    Refugees don’t choose to leave their homes. They’re forced to. And they usually can’t take all of the people they love with them. Social isolation and loneliness is affecting people worldwide. But imagine what it would feel like to live through this in a country that’s not your own, where you might not speak the language, have a home WiFi connection, or even have the resources to top up your phone to call home.

  • 4. No Income = Limited Money for Food

    Many people seeking safety either aren’t allowed to work, or face barriers to employment due to language, legal restrictions, or discrimination. Yet, government support is often woefully adequate (in the UK, it’s £39.63 per week which is about £5.66 per day). You can’t stock up on two weeks’ worth of food on that budget, so weekly (at least) shopping trips are required. And when the shelves are bare due to panic buying and shopping around for cheaper food is impossible due to stay-at-home orders, that means many refugees are barely getting enough to eat. Last year, during the pandemic the UK Government reviewed asylum support and raised it by a meagre 3p per week (no, that’s not a typo!). It was more of an insult than an increase. 

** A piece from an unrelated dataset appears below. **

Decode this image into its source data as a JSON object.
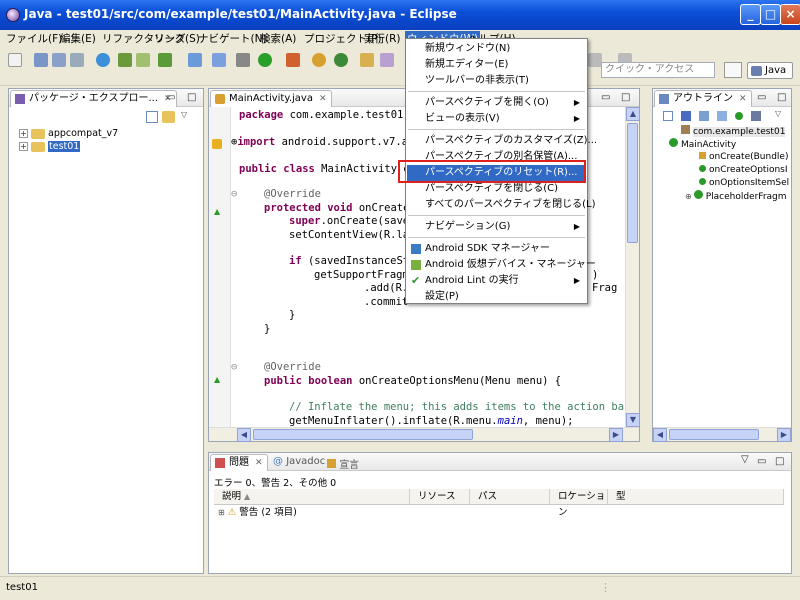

  • 5. Government Delays

    A person seeking asylum is forced to wait until the government reviews their case — but most governments have either suspended or delayed the processing of asylum claims and statelessness applications. In the UK, more than 75% of people in the asylum system have now been stuck in limbo for more than 6 months. The longer the delay, the more desperate the situation becomes — and the longer the backlog will be after operations resume.

Cone Together and Stand with Refugees

We’re all human and when it comes to COVID-19, we’re all in this together. In the last year we’ve seen communities come together like never before. Now it’s time to come together and stand with refugees. Join us.